Data section.
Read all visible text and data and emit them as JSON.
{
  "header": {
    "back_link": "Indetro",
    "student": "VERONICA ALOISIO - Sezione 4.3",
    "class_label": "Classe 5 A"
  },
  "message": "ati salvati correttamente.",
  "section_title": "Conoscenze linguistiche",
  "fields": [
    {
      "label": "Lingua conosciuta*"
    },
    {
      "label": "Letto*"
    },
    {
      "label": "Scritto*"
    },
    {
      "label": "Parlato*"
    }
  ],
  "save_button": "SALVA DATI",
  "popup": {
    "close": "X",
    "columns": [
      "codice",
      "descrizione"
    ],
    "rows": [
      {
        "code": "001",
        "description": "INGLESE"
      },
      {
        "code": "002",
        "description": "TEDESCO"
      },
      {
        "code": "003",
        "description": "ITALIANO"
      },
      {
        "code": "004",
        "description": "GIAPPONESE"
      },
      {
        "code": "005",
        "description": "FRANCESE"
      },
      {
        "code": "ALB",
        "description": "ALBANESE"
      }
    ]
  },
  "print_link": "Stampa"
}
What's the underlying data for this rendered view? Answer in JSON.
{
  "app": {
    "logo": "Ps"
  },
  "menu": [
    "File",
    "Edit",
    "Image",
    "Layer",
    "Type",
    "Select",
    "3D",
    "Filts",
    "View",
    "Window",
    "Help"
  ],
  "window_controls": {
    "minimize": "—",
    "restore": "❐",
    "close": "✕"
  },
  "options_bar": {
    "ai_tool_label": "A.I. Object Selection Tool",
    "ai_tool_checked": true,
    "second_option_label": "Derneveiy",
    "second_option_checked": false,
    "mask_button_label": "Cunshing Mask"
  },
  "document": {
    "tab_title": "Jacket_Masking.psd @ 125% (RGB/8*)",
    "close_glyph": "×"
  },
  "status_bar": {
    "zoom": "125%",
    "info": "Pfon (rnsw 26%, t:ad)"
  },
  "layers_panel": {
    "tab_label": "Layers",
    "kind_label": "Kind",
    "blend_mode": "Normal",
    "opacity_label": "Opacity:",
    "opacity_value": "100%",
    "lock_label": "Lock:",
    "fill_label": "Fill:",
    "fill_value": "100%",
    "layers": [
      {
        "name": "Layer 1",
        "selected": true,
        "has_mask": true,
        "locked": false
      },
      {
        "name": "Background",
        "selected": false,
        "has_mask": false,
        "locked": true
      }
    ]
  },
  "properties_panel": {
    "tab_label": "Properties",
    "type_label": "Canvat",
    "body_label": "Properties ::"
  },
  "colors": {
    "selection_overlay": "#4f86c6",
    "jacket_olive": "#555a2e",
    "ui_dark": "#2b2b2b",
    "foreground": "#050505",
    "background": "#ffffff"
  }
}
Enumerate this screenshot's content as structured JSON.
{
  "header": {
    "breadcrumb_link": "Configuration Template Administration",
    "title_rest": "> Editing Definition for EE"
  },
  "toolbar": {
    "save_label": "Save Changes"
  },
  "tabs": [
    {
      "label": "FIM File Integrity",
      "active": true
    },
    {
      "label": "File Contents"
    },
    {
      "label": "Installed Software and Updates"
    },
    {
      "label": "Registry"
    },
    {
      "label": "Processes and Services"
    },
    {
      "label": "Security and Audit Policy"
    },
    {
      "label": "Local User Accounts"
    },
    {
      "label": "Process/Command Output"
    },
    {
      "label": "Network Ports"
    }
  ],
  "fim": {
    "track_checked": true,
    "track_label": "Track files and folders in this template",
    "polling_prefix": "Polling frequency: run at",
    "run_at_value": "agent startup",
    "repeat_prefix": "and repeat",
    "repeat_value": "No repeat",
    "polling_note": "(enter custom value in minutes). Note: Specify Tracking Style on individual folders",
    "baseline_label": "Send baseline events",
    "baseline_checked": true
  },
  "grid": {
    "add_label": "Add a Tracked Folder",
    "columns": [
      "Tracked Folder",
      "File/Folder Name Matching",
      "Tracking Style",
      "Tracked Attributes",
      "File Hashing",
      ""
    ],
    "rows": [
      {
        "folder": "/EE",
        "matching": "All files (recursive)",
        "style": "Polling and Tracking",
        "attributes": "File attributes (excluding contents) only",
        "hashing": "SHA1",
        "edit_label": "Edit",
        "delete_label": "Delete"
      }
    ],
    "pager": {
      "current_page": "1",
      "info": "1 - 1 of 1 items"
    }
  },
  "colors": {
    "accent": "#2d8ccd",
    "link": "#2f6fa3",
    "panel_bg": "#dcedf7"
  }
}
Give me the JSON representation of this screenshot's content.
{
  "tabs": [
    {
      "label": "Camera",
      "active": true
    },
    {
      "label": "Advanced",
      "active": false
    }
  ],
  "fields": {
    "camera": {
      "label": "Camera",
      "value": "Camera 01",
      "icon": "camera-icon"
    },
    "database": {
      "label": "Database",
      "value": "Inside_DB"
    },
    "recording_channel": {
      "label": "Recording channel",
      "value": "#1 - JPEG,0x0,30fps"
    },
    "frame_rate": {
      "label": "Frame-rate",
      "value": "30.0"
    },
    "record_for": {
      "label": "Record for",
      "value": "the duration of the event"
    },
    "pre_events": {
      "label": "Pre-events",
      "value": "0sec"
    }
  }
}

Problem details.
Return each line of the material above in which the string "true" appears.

Response to this exercise.
    "ai_tool_checked": true,
        "selected": true,
        "has_mask": true,
        "locked": true
      "active": true
    "track_checked": true,
    "baseline_checked": true
      "active": true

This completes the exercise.